Take the 2-minute tour ×
Japanese Language Stack Exchange is a question and answer site for students, teachers, and linguists wanting to discuss the finer points of the Japanese language. It's 100% free, no registration required.

Here is the sentence for context.

独立系の映画館はシネコンと違っていて、チケットが安いのですが、どこにでもあるわけではありません。

My translation - Independent cinemas are different from multiplex ones as they have cheaper tickets but not everywhere has one.

Its the last bit of my translation that I'm not sure about, I can't seem to figure out what this あるわけ is. I know ある is 'to have' whilst ではありません is a negative state but what is this わけ?

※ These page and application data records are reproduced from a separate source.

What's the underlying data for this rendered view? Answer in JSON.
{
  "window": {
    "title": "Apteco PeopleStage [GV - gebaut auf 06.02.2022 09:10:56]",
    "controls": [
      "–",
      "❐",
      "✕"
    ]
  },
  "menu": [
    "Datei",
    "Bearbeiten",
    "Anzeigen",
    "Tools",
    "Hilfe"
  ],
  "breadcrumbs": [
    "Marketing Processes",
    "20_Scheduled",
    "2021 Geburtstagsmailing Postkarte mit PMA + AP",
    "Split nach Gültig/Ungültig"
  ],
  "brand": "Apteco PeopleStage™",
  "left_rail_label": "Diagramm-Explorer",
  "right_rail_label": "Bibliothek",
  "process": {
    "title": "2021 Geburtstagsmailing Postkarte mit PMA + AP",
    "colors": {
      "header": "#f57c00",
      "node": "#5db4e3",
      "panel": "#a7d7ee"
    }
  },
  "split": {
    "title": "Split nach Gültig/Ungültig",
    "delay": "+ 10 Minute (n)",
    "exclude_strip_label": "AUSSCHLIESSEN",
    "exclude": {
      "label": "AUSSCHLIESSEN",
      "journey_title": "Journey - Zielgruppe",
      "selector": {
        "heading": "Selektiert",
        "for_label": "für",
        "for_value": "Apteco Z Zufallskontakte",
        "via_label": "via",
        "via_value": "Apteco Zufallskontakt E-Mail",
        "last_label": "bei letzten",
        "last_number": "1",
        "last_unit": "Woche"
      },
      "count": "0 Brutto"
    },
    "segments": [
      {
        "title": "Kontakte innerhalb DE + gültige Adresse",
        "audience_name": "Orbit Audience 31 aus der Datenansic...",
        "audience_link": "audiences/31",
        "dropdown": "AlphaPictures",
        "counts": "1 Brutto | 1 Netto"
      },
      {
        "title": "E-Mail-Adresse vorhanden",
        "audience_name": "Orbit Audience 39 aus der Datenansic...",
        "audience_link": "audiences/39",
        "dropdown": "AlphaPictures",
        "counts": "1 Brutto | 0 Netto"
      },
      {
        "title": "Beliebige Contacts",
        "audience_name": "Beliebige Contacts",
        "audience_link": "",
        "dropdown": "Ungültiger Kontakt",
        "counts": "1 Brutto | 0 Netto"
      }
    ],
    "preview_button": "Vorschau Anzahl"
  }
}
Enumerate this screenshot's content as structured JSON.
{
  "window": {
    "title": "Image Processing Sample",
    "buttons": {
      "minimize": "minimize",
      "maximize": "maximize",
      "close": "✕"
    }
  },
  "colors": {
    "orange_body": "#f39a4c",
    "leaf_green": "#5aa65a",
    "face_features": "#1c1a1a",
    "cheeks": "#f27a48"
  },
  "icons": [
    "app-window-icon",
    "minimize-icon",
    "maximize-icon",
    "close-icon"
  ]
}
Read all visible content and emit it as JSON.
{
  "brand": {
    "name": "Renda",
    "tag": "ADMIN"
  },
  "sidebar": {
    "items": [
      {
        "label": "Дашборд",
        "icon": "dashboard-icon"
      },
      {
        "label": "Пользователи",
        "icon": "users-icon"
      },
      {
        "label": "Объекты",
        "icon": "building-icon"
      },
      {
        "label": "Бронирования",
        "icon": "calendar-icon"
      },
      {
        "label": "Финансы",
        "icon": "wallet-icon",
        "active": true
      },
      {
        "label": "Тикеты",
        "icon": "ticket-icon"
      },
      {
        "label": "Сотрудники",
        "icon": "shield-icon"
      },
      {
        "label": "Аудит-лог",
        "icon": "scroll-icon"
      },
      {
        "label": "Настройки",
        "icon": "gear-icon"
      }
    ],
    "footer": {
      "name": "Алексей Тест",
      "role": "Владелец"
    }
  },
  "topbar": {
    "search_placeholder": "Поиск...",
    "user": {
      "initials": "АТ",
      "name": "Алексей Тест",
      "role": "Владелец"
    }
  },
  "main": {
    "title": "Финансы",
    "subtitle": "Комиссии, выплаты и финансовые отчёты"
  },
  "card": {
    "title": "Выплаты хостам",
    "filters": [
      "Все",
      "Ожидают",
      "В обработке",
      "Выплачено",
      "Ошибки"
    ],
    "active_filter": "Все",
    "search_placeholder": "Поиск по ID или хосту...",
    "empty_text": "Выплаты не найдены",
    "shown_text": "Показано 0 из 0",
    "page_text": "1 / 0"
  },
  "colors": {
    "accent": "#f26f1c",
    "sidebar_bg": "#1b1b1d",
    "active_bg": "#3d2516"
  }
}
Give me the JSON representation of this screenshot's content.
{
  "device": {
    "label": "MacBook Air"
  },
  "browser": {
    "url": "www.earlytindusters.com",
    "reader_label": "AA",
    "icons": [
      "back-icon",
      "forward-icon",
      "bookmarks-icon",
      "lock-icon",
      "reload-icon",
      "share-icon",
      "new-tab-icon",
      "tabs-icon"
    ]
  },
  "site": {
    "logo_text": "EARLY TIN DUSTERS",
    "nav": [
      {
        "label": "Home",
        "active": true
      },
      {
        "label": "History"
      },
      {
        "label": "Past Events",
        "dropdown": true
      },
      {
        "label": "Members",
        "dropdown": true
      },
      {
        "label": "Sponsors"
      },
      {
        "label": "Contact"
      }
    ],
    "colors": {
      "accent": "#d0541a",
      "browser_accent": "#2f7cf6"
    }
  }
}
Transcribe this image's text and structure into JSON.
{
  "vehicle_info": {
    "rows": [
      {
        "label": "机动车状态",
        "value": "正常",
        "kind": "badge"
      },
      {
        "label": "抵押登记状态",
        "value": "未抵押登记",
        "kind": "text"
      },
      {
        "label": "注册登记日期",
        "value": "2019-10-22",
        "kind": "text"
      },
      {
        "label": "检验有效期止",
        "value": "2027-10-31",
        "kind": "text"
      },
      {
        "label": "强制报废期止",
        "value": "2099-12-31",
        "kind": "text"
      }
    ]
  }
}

share|improve this question
1  
If you're having problem with a particular word, stick it into the question title. Even if you don't know what it means, somebody else might and decide to post an answer. "What does this mean" doesn't have a lot of content, other than you want people to read your question... –  Earthliŋ May 13 at 18:56
2  
Ok, I'll remember to be more specific in future questions, thanks. –  Mononoke May 13 at 19:00

2 Answers 2

up vote 6 down vote accepted

Your translation is close, but a little off. The pattern 〜わけ{では・じゃ}ない means "Does not (necessarily) mean that 〜". The ある here is for existence, not for possession. So it would translate as

  • 独立系の映画館はシネコンと違っていて、チケットが安いのですが、どこにでもあるわけではありません。 → Independent theatres differ from big multiplexes; the tickets are cheap(er), but they are not (necessarily) found everywhere/all over.

I believe @Yakobu's translation is incorrect. To make a claim that "there is no way they are everywhere" seems too strong. 〜わけ{では・じゃ}ない means the may not be everywhere, although they could be and the speaker just doesn't know it. The point is that there is room for doubt. Here are some examples I've found.

  • だからといってそれが間違っている訳ではない → "This doesn't mean (that) it is wrong" → It's inferred that it could be wrong.
  • と言ってもそれは君が間違っていないというわけではない → "However, that's not to say that you are right (not mistaken)" → It's inferred that you could be right (not mistaken).
share|improve this answer

わけ here is from the kanji 訳 which you may have seen for example in 申し訳ありません. It would literally be translated to "sense" I believe, but of course vary along this line with the context.

In your case, we have:

ある訳ではありません

You are right for the ある and ではありません parts, if they would be seperate. In general, you can see ある訳 as to "have sense", so something like ある訳ないんでしょう? would be "There is no way this/that is true/etc."

To answer your question, どこにでもあるわけではありません could be translated to "There is no way that they are everywhere" (hence there is no way you can find independent cinemas everywhere), and so to complete your translation:

"Independent cinemas are different from multiplex ones as they have cheaper tickets, but there is no way they are everywhere".

share|improve this answer
4  
I think that わけ here is usually written in kana. I'm not sure about your "have sense" translation. I think the literal translation of 訳{わけ} is closer to "reason" (理由) but I don't think it should be taken literally in this construction. –  snailboat May 13 at 19:30
1  
I think sense is a nice translation, but わけがない( no sense) is different from わけではない (not that sense) –  Yang Muye May 14 at 1:25
2  
Oh, I think I know where his confusion came from; he confused あるわけではない(partial negation) with あるわけがない(total negation). –  Choko May 14 at 6:06

Your Answer

 
discard

By posting your answer, you agree to the privacy policy and terms of service.

Not the answer you're looking for? Browse other questions tagged or ask your own question.